▶ _YOUR ASSIGNMENT_
Copy out every line of the records in which "book" can be found.
===== RECORD EXCERPTS
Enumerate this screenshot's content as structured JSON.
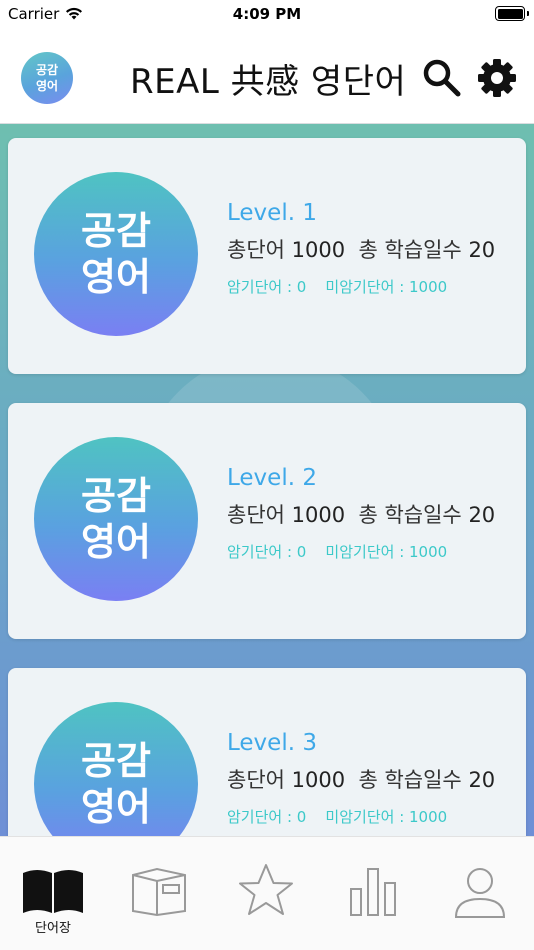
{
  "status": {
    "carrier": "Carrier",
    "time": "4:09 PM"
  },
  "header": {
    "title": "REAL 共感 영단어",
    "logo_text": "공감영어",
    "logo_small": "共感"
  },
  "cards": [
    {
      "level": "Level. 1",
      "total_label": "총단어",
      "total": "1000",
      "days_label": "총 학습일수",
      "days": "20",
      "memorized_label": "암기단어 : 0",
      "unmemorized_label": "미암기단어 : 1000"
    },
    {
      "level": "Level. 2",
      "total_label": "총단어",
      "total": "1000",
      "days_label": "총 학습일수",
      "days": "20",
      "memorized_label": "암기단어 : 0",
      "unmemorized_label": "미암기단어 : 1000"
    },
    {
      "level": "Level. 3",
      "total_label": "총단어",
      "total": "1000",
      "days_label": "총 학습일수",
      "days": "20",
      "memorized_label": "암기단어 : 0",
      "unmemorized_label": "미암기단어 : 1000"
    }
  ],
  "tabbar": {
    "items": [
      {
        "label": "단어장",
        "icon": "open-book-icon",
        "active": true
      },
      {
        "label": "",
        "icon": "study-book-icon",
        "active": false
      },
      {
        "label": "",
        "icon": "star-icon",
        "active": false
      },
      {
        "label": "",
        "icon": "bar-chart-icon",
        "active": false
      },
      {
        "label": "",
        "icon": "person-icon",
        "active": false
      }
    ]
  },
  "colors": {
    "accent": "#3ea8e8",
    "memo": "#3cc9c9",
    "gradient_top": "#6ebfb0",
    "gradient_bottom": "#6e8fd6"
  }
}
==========
▶ _ANSWER TO THIS EXERCISE_
        "icon": "open-book-icon",
        "icon": "study-book-icon",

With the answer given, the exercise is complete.